═════ Data in this exercise ═════
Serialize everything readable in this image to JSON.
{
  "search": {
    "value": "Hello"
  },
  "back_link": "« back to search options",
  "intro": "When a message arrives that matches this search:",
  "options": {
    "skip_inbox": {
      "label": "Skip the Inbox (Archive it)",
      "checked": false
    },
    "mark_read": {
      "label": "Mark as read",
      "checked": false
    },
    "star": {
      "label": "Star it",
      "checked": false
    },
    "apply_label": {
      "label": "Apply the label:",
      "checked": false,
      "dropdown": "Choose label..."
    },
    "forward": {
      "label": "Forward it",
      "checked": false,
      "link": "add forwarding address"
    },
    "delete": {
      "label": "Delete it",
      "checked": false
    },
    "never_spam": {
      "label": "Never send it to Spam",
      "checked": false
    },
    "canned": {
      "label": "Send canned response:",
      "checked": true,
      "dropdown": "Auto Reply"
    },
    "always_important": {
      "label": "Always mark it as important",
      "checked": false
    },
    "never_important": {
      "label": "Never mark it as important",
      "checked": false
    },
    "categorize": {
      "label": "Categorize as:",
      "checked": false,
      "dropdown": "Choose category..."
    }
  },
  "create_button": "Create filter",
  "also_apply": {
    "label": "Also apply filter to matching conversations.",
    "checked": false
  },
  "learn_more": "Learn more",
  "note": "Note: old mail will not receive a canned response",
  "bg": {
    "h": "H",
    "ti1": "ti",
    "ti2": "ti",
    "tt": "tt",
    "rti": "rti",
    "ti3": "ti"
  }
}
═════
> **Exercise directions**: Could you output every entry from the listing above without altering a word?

> **Exercise answer**:
Serialize everything readable in this image to JSON.
{
  "search": {
    "value": "Hello"
  },
  "back_link": "« back to search options",
  "intro": "When a message arrives that matches this search:",
  "options": {
    "skip_inbox": {
      "label": "Skip the Inbox (Archive it)",
      "checked": false
    },
    "mark_read": {
      "label": "Mark as read",
      "checked": false
    },
    "star": {
      "label": "Star it",
      "checked": false
    },
    "apply_label": {
      "label": "Apply the label:",
      "checked": false,
      "dropdown": "Choose label..."
    },
    "forward": {
      "label": "Forward it",
      "checked": false,
      "link": "add forwarding address"
    },
    "delete": {
      "label": "Delete it",
      "checked": false
    },
    "never_spam": {
      "label": "Never send it to Spam",
      "checked": false
    },
    "canned": {
      "label": "Send canned response:",
      "checked": true,
      "dropdown": "Auto Reply"
    },
    "always_important": {
      "label": "Always mark it as important",
      "checked": false
    },
    "never_important": {
      "label": "Never mark it as important",
      "checked": false
    },
    "categorize": {
      "label": "Categorize as:",
      "checked": false,
      "dropdown": "Choose category..."
    }
  },
  "create_button": "Create filter",
  "also_apply": {
    "label": "Also apply filter to matching conversations.",
    "checked": false
  },
  "learn_more": "Learn more",
  "note": "Note: old mail will not receive a canned response",
  "bg": {
    "h": "H",
    "ti1": "ti",
    "ti2": "ti",
    "tt": "tt",
    "rti": "rti",
    "ti3": "ti"
  }
}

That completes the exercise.